• Verification activities to ensure preventive controls are effective and consistently implemented. Verification activities might include validation the preventive controls are adequate for their purpose and are effective in controlling the hazard, activities to verify that controls are operating as intended and a review of monitoring records.
• Recordkeeping, starting with a written food safety plan, including a hazard analysis. Processors also would be required to keep records of preventive controls, monitoring, corrective actions and verification.
A qualified individual would be required to prepare the food safety plan, develop the hazard analysis, validate the preventive controls, review records and conduct a reanalysis of the food safety plan (or oversee these activities). To be qualified, an individual would be required to successfully complete training in accordance with a standardized curriculum or be otherwise qualified through job experience to develop and apply a food safety system.

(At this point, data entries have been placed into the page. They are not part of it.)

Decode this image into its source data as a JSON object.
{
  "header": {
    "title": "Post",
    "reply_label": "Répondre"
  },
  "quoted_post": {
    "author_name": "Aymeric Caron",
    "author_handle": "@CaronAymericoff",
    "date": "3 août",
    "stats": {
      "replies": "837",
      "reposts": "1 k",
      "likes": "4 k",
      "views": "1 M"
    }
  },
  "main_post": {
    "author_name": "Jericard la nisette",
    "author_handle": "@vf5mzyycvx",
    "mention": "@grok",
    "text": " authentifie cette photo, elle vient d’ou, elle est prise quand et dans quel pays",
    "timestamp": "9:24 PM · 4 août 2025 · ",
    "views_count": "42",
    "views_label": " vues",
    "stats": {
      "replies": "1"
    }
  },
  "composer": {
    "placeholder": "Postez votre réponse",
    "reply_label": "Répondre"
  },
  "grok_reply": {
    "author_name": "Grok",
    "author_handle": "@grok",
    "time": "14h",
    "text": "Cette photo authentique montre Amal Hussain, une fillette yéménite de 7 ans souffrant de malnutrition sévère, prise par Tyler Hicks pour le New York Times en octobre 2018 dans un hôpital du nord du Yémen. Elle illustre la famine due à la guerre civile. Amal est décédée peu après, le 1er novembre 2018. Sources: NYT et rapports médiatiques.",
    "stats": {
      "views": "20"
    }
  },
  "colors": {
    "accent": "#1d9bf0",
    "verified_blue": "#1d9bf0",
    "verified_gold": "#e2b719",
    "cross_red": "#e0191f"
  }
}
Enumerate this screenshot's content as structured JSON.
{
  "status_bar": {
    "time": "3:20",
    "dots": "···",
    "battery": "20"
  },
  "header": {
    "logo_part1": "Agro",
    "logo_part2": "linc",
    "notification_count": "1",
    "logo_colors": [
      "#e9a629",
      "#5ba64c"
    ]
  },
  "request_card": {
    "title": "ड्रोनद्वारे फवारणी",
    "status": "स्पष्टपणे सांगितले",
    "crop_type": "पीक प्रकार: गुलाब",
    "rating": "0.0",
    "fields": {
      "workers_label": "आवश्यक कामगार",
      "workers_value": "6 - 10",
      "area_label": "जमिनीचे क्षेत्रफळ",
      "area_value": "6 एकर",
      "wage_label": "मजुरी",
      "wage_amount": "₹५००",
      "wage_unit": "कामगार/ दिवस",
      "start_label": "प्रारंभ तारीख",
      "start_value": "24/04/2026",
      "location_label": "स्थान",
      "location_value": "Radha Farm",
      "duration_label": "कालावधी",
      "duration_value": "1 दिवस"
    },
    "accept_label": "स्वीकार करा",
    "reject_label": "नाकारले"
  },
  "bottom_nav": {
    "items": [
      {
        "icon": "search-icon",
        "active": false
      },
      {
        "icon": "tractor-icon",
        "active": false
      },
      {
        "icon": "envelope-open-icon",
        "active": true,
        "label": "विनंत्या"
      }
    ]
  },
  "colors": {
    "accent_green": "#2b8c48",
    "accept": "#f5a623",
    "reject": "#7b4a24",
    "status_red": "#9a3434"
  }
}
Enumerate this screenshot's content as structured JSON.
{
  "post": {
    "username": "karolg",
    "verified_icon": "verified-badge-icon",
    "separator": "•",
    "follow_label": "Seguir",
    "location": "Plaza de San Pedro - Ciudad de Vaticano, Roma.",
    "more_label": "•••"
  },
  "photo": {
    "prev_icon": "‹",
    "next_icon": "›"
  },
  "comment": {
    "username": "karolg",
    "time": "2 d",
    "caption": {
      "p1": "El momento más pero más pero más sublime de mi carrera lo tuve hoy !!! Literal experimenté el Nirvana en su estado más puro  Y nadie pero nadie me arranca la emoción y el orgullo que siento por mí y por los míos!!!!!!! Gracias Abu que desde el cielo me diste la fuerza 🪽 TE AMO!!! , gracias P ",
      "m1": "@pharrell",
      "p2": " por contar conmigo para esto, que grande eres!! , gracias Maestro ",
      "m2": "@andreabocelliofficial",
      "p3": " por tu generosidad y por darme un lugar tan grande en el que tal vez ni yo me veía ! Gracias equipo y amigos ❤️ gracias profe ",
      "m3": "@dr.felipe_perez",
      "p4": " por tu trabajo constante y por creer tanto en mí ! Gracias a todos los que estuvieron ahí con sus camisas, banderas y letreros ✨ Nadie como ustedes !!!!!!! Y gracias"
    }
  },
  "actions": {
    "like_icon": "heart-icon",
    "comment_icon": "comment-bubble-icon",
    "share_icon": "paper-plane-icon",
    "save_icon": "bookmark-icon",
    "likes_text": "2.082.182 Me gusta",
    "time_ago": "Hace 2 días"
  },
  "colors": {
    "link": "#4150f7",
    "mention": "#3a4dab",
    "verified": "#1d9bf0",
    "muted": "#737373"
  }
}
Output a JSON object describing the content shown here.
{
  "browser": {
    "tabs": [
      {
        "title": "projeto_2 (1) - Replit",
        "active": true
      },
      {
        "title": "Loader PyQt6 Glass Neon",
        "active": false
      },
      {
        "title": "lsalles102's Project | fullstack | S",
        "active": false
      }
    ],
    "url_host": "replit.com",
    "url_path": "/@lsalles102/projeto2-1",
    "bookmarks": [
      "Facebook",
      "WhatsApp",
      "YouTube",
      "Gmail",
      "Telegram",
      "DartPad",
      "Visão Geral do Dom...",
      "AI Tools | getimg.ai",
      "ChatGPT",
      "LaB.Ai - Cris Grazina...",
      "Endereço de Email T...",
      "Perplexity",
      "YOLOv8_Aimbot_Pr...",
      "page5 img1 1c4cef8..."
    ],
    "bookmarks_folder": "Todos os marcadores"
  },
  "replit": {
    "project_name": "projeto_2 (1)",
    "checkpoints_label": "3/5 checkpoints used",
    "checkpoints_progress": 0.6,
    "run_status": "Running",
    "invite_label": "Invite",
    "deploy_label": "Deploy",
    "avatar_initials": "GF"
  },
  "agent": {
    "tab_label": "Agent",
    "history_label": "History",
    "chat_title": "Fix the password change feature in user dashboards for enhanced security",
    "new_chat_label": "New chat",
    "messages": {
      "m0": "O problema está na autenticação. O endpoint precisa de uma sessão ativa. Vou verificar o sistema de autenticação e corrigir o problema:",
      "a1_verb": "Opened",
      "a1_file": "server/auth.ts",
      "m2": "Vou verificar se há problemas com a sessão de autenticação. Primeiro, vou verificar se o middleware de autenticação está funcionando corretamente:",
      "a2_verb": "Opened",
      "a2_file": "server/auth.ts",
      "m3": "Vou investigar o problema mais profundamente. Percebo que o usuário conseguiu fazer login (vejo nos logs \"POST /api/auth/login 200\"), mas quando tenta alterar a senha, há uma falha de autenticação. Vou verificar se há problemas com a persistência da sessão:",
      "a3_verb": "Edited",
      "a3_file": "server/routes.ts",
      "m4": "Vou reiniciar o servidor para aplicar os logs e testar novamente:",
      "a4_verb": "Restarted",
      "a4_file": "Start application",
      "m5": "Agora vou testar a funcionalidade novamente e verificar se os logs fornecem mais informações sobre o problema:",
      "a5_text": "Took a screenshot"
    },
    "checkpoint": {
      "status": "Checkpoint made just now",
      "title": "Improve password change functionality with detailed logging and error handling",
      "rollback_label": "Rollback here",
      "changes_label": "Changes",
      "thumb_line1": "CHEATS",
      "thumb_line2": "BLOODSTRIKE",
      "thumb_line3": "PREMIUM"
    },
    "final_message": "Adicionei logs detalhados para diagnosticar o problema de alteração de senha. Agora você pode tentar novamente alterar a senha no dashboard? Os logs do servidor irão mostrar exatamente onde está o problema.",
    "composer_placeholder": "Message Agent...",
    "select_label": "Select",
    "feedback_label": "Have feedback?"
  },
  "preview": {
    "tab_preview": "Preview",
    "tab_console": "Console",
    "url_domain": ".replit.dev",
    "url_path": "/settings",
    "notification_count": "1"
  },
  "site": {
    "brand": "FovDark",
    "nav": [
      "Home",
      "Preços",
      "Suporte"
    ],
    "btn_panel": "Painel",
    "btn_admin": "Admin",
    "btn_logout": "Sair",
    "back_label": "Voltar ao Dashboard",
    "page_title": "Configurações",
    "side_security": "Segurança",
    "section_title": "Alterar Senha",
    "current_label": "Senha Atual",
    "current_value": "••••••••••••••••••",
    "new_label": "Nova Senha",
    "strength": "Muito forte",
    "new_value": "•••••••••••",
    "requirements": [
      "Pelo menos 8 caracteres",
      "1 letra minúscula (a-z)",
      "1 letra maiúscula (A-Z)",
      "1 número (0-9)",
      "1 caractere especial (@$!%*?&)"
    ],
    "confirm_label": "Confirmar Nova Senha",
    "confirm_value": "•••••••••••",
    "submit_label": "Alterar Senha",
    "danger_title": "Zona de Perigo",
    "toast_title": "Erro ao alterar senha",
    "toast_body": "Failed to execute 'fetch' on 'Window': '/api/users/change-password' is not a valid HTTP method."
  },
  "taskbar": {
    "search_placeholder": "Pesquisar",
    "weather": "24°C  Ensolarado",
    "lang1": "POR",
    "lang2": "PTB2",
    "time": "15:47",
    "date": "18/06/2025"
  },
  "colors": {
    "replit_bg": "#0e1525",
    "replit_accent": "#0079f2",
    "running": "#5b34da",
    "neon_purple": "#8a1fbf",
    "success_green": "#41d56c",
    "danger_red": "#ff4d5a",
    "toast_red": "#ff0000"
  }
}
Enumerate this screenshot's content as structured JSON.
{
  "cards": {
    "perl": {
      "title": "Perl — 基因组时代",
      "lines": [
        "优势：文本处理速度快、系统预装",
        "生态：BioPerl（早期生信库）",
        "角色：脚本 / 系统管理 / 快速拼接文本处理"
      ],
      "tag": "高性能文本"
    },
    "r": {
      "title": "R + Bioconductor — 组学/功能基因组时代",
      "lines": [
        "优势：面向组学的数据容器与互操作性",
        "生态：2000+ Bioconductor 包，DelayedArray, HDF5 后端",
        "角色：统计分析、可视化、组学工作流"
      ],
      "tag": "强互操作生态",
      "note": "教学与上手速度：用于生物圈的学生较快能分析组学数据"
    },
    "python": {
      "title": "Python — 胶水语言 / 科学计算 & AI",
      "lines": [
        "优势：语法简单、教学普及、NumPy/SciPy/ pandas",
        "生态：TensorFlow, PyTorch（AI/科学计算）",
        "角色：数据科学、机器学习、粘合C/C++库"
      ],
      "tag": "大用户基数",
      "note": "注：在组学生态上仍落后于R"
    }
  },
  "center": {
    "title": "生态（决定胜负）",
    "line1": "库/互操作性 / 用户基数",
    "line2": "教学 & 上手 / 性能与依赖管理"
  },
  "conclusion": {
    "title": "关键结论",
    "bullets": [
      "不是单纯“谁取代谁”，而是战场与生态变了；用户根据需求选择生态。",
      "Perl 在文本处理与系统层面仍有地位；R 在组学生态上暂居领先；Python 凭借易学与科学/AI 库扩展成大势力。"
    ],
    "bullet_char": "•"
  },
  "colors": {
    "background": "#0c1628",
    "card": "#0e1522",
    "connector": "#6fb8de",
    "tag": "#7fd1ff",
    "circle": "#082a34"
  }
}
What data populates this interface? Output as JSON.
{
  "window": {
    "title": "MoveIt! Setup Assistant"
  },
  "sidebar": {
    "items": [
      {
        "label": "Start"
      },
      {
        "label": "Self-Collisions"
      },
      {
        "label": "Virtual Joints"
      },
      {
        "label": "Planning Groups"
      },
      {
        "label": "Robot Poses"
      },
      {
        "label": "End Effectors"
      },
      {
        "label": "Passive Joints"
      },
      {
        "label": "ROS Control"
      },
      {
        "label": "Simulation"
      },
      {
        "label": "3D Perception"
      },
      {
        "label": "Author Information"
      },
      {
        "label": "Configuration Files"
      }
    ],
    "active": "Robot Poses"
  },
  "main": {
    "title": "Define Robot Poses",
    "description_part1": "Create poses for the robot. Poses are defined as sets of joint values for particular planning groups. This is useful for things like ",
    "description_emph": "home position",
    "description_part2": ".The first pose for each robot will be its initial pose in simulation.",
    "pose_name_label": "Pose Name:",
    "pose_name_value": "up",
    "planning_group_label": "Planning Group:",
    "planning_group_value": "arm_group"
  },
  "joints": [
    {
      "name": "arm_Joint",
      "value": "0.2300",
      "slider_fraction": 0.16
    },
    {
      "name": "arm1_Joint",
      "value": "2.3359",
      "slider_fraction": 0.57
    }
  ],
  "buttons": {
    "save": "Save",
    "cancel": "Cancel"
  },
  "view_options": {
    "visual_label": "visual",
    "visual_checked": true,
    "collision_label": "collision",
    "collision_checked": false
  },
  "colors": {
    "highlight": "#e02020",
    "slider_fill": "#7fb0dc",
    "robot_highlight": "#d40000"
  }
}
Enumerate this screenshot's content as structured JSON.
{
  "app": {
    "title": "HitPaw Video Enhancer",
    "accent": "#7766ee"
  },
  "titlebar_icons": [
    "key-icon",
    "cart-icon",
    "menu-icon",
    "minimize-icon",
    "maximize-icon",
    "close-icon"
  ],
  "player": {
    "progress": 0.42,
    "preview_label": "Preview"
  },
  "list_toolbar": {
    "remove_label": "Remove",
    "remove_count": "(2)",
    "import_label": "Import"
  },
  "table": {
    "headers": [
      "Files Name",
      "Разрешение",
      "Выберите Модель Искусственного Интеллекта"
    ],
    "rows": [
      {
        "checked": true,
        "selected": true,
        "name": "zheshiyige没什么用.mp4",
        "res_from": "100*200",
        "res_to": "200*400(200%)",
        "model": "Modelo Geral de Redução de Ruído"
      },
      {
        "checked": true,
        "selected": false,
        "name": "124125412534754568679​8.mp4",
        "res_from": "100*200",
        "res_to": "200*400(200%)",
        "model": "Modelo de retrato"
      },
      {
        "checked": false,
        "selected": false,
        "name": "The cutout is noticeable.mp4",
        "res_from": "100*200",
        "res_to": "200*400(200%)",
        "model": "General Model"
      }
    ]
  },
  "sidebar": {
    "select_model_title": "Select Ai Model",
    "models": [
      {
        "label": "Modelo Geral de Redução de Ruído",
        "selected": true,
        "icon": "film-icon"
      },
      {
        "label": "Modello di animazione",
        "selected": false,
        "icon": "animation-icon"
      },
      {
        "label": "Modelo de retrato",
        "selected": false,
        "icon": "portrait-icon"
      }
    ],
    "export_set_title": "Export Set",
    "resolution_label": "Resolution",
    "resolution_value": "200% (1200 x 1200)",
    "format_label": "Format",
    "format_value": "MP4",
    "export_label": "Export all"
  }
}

For more details, visit “FSMA Proposed Rule for Preventive Controls for Human Food: Current Good Manufacturing Practice and Hazard Analysis and Risk-Based Preventive Controls for Human Food,” FDA website.
Bringing HACCP and traceability to the small business
In business for more than 40 years, Dublin, Ireland-based Le Gourmet Wholefoods specializes in the importation, repackaging, sale and distribution of ethnic and domestic dried food products.
“Traceability, quality and food safety are all key items for success in a food business today. As legislation requirements in these areas continue to grow, we needed a cost-effective system to manage these issues without adding significant operating cost burdens,” says Owner Hugo Karlsson Smythe.
“When we moved to our new, modern facilities in Tallaght, it was the perfect opportunity for us to fully automate our complete business process. The eQ Trace platform [from Verify Traceability] has a comprehensive suite of modules that allows us to link all of our operations into one automated, business process,” explains Hugo.
“The eQ Trace system allows us to offer a level of service comparable to, or surpassing, that of very large organizations. Great emphasis has been given to quality systems, food safety management, HACCP and traceability, allowing us to fulfill current EU and Irish Health Regulations to the highest standards.”
Food safety demands tracking suppliers
Ottens Flavors is a 127-year-old Philadelphia-based company that develops and markets flavors across the globe. Ottens’ products are sold to hundreds of food manufacturers, including the major brands known throughout the US and the world.
Ottens was experiencing escalating expectations from its customers. New pressures, including the Food Safety Modernization Act, BRC, Global Food Safety Initiative, HACCP documentation, food quality, food safety audits and compliance requirements, put added accountability on Ottens and its global footprint. The company chose TraceGains as a solution to address its volume of suppliers and the data the suppliers were generating.
“TraceGains helped us with document control, cost-oriented automation and supplier scorecarding,” says Greg Rowe, supply chain manager for Ottens Flavors. “We are now able to automate our processes. That really helps us reduce the headcount from an automation point of view. It also helps us be in compliance with BRC audits.”
Cathy Templeton, director of global quality systems at Ottens Flavors, explains that, from a quality perspective, she needs to evaluate how Ottens is doing in getting certificates of analysis on time and in compliance with Ottens’ specifications. Additionally, she looks at vendor compliance with raw materials and performance. “TraceGains brings all these pieces together so we can track our performance in all aspects of our relationships with vendors,” says Templeton.